A benzodiazepine called flunitrazepam (brand name: Rohypnol) began infiltrating American dance clubs in the 1990s. Though illegal here, “roofies” are smuggled in from the dozens of foreign countries where they are routinely prescribed to treat severe insomnia and psychiatric disorders. Just one of the inexpensive white tablets induces intoxication equivalent to two six-packs of beer and is ten times more powerful than another sedative, Valium. Taking Rohypnol and alcohol together heightens the effects.

In response to this growing problem, Congress passed the Drug-Induced Rape Prevention and Punishment Act of 1996. Now anyone who uses Rohypnol or another drug to aid in committing a sexual attack can be sentenced to up to twenty years in prison. What’s more, although flunitrazepam remains a schedule IV controlled substance, the penalties for manufacturing, smuggling or distributing it were increased to those of schedule I depressants.
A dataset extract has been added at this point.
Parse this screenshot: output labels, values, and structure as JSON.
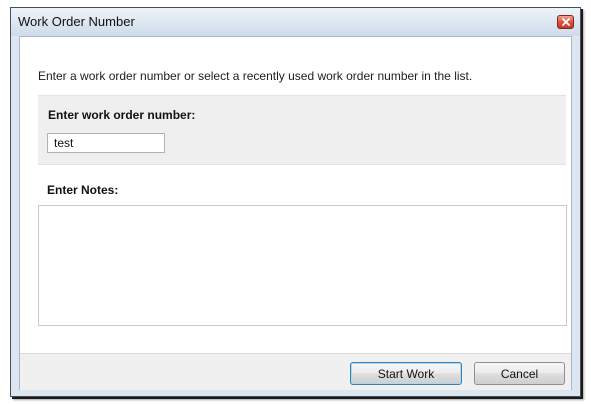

The drug’s manufacturer also took steps to make the product more detectable in beverages and thus thwart would-be rapists. First it colored the tablets green and reformulated them so that they take longer to dissolve. Then the company phased in a new Rohypnol that is half the dose of the now-discontinued original. However, it may take years before the less potent roofies receive approval in every one of the many countries in which they are marketed.

Not only that, but Rohypnol is just one of several so-called “date-rape drugs.” The others, GHB (gamma hydroxybutyrate), GBL (gamma butyrolactone, a precursor of GHB) and the hallucinogen ketamine (an animal tranquilizer) are also being used to spike girls’ drinks for the purpose of sexually assaulting them. At high doses, these chemicals can send a young woman into a deep comalike sleep lasting anywhere from one to eight hours.
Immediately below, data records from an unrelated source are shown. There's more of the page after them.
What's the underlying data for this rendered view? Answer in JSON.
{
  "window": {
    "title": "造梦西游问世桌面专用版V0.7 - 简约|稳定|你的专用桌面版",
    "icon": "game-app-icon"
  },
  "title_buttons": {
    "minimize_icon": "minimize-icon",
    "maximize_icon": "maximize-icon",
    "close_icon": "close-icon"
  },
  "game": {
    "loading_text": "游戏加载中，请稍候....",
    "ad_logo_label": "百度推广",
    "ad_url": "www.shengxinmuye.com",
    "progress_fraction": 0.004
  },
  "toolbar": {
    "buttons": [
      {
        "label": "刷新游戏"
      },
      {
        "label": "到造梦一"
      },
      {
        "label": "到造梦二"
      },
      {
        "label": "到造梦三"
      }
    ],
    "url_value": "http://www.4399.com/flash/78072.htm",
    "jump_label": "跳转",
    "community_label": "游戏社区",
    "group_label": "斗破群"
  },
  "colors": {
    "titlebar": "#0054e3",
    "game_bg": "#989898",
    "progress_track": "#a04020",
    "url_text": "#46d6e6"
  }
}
Signs of Depressant Use

  • Depressed breathing and heart rate
  • Sluggishness, drowsiness
  • Dilated pupils
  • Dizziness, confusion, disorientation
  • Poor concentration
  • Poor coordination
  • Blackouts
  • Sleeping for long periods of time
  • Amnesia
  • Nausea
  • Vomiting
  • Skin rashes
  • Large swollen areas of skin, sometimes with open sores, at injection sites
  • Tremors
  • Seizures
  • Lack of inhibitions
  • Delusions
  • Hallucinations, especially when taken with alcohol

Possible Long-Term Effects

  • Aggressive behavior
  • Profound depression
  • Irregular menstruation

 

Last Updated
5/11/2013
Source
Caring for Your Teenager (Copyright © 2003 American Academy of Pediatrics)
The information contained on this Web site should not be used as a substitute for the medical care and advice of your pediatrician. There may be variations in treatment that your pediatrician may recommend based on individual facts and circumstances.